courtesy Audiernnes les Dundees

Cyclone fishing in the Raz. Note the birds. This is how the fishermen hand or longlining for sea bass know where to go.

courtesy Audiernnes les Dundees

Tevennec lighthouse is located at the tip of Raz in Brittany. The transition from the tip of the island Raz de Sein, presents enormous difficulties and dangers, in part to the destructive force of the water.
these waters at night is suicide

Courtesy Purgatario de Tevennec

The French Raz de Sein translates literally in English as 'storm within'. How apt. It's a treacherous, infamous stretch of water at the confluence of at least two opposing currents off the coast of Brittany that can be a nightmare for mariners. It's also been and is a favorite for adventurous and hardy fishermen attracted to the bountiful sea life there. Sea bass is the draw, apparently sustainably harvested, at least recently. The contemporary practice of fishing in this fabled area is written about in Maritme Life # 34, a sadly defunct publication which was a joint effort between WoodenBoat and Chasse Maree.
here's what Wikipedia has to say about the Raz de Sein:

"The Raz de Sein is a stretch of water located between the Isle of Sein and the Pointe du Raz, in Finistère, in the Brittany region of France.

This tidal water is an essential passage for vessels wishing to pass between the Atlantic and the English Channel because further west, at high tide, the Isle of Sein and its embankment stretch for more than thirty miles.

This is a very dangerous zone for navigation, due to the violent sea currents from the tides (up to six knots during the spring tides). The current causes the sea to rise quickly, and it is recommended that heavy vessels should only attempt to cross this strait at still water during calmer conditions.

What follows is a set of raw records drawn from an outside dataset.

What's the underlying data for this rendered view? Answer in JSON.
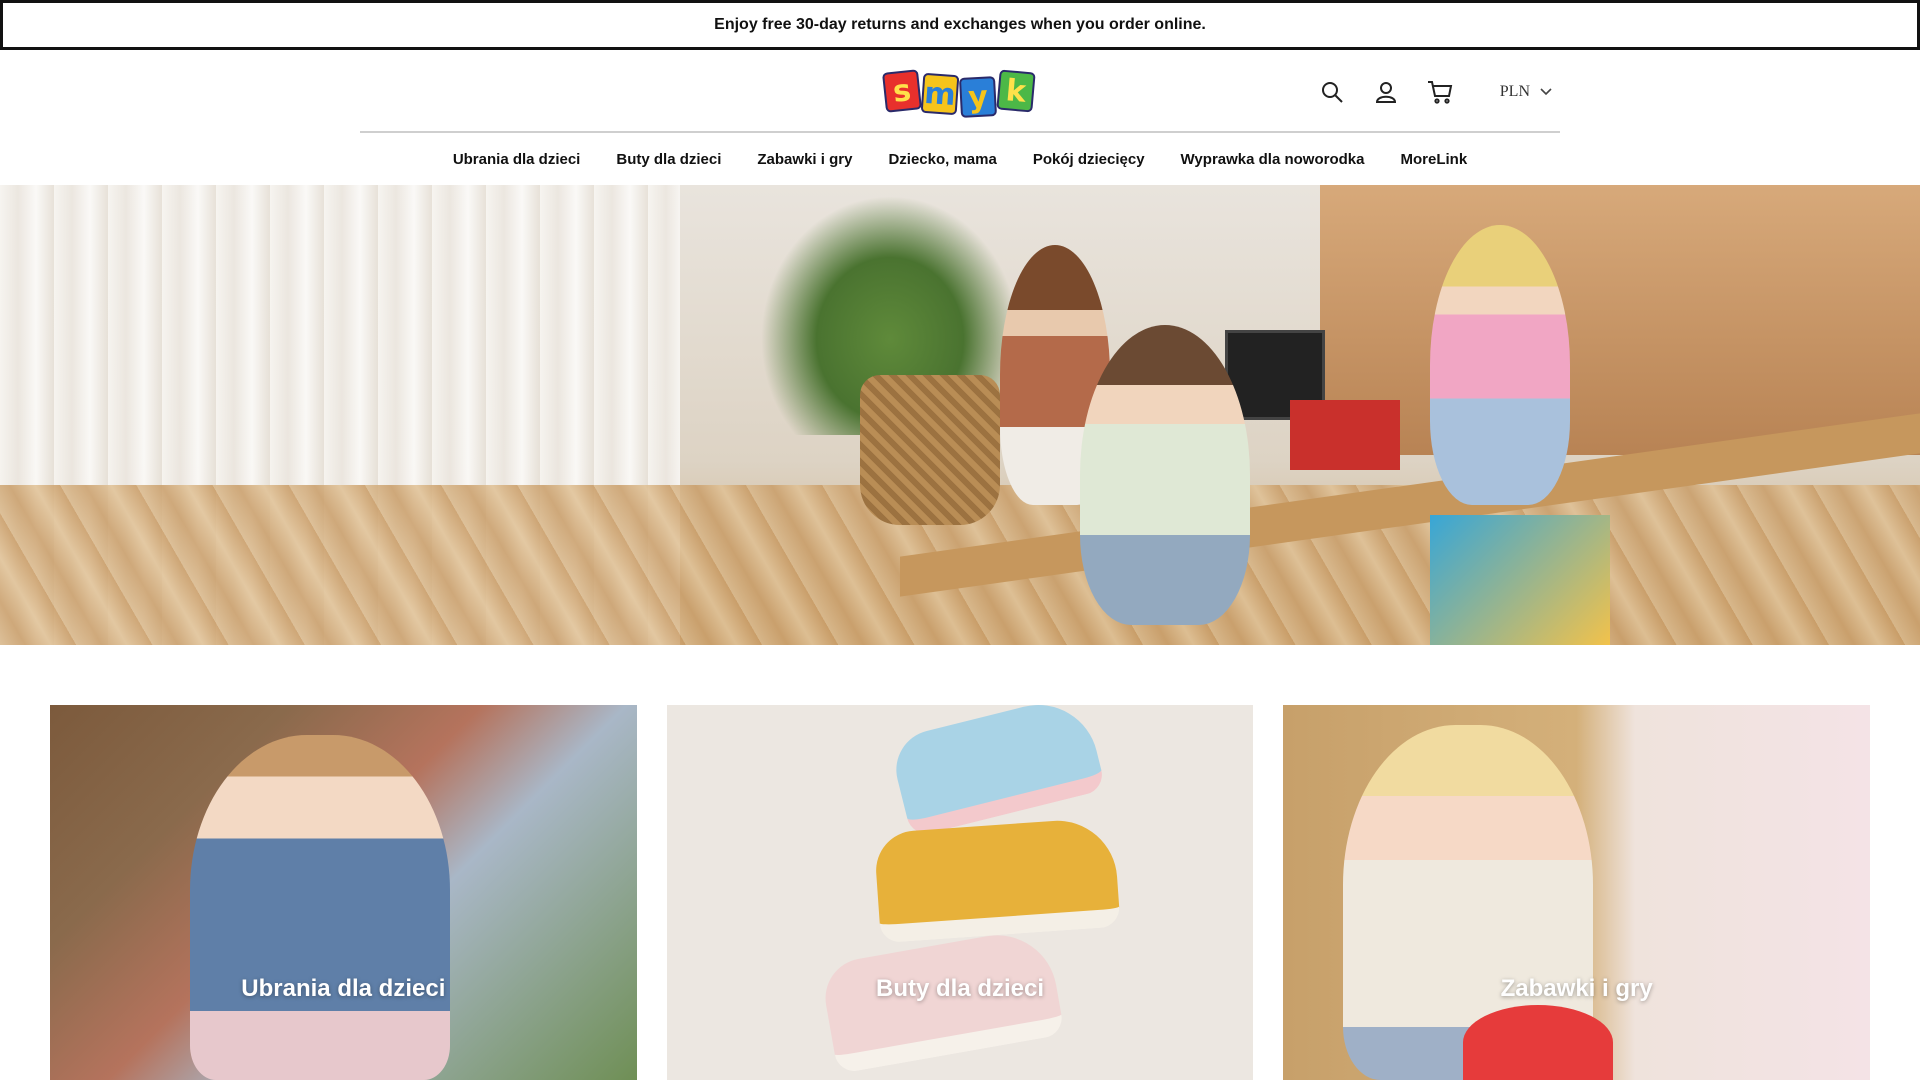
{
  "announcement": "Enjoy free 30-day returns and exchanges when you order online.",
  "logo": {
    "letters": [
      "s",
      "m",
      "y",
      "k"
    ],
    "colors": [
      "#e8302c",
      "#f6c41b",
      "#2a7fd8",
      "#4cb847"
    ]
  },
  "header": {
    "icons": [
      "search-icon",
      "account-icon",
      "cart-icon"
    ],
    "currency": "PLN"
  },
  "nav": {
    "items": [
      "Ubrania dla dzieci",
      "Buty dla dzieci",
      "Zabawki i gry",
      "Dziecko, mama",
      "Pokój dziecięcy",
      "Wyprawka dla noworodka",
      "MoreLink"
    ]
  },
  "categories": [
    {
      "label": "Ubrania dla dzieci"
    },
    {
      "label": "Buty dla dzieci"
    },
    {
      "label": "Zabawki i gry"
    }
  ]
}
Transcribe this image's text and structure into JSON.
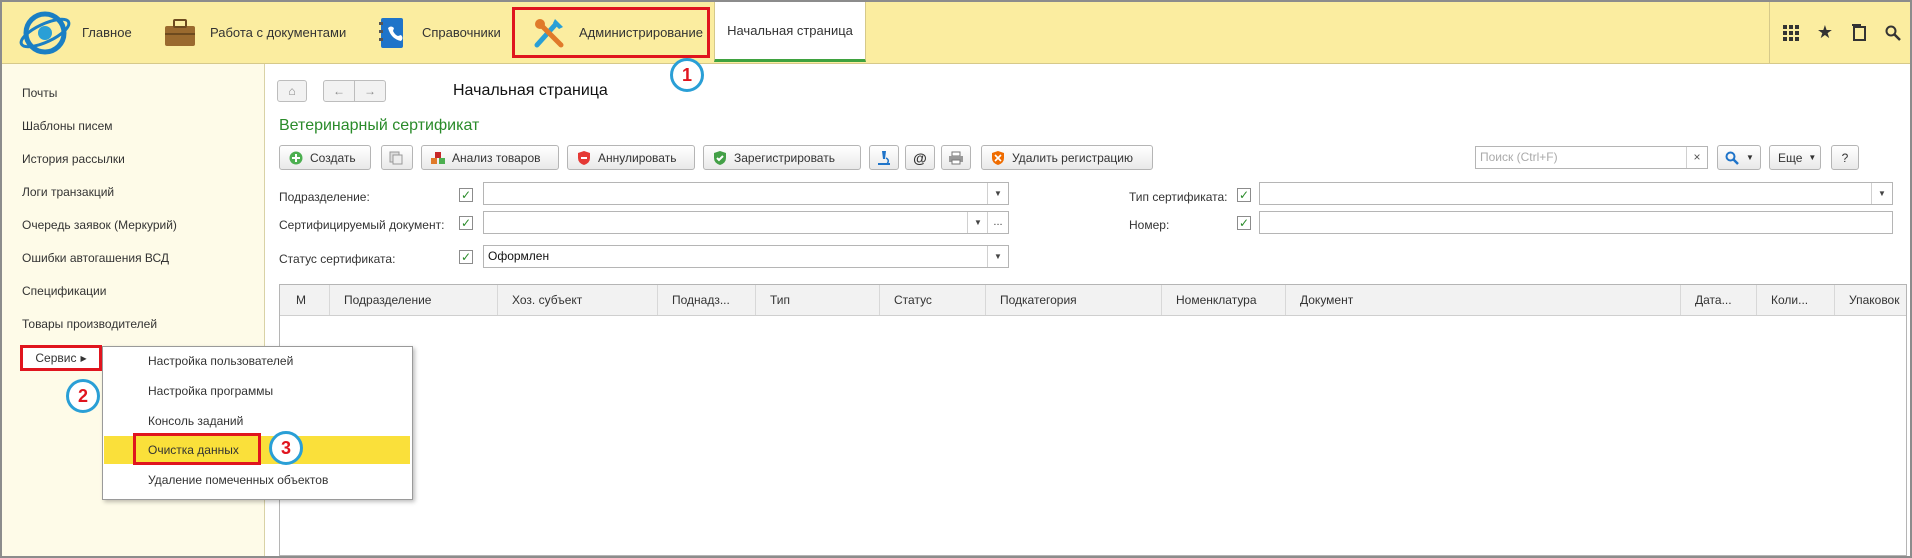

The Raz de Sein is bounded by the La Vieille and Petite Vieille lighthouses, and by the shoreline of the île de Sein.

Maritime disasters:

On May 26, 2006, Édouard Michelin died while fishing for sea bass on his ship Liberté. The skipper of the boat, Guillaume Normant, also lost his life in the accident. The boat was found two days later with no apparent damage, roughly 15 km from the Île de Sein."

And Yachting Monthly had this as an introduction to the video below:

"Off the NW tip of Brittany lies the Raz de Sein. Few other stretches of water have such a fearsome reputation: the tide can rip through at 6 knots at Springs, and when an Atlantic storm hits, the result is nothing short of awe-inspiring.

Pity the lighthouse keepers of old. The Ar-Men lighthouse, the most westerly of those marking the shoals around the Île de Sein, was nicknamed the 'Hell of Hells' by its former keepers. Closer inshore, the square tower of La Vieille lighthouse was the second last in France to be automated, due to the protests of the live-in keepers. It took until 1995 for the light to be automated and the keepers to depart."

kayak extrem dans le raz de sein by wavestar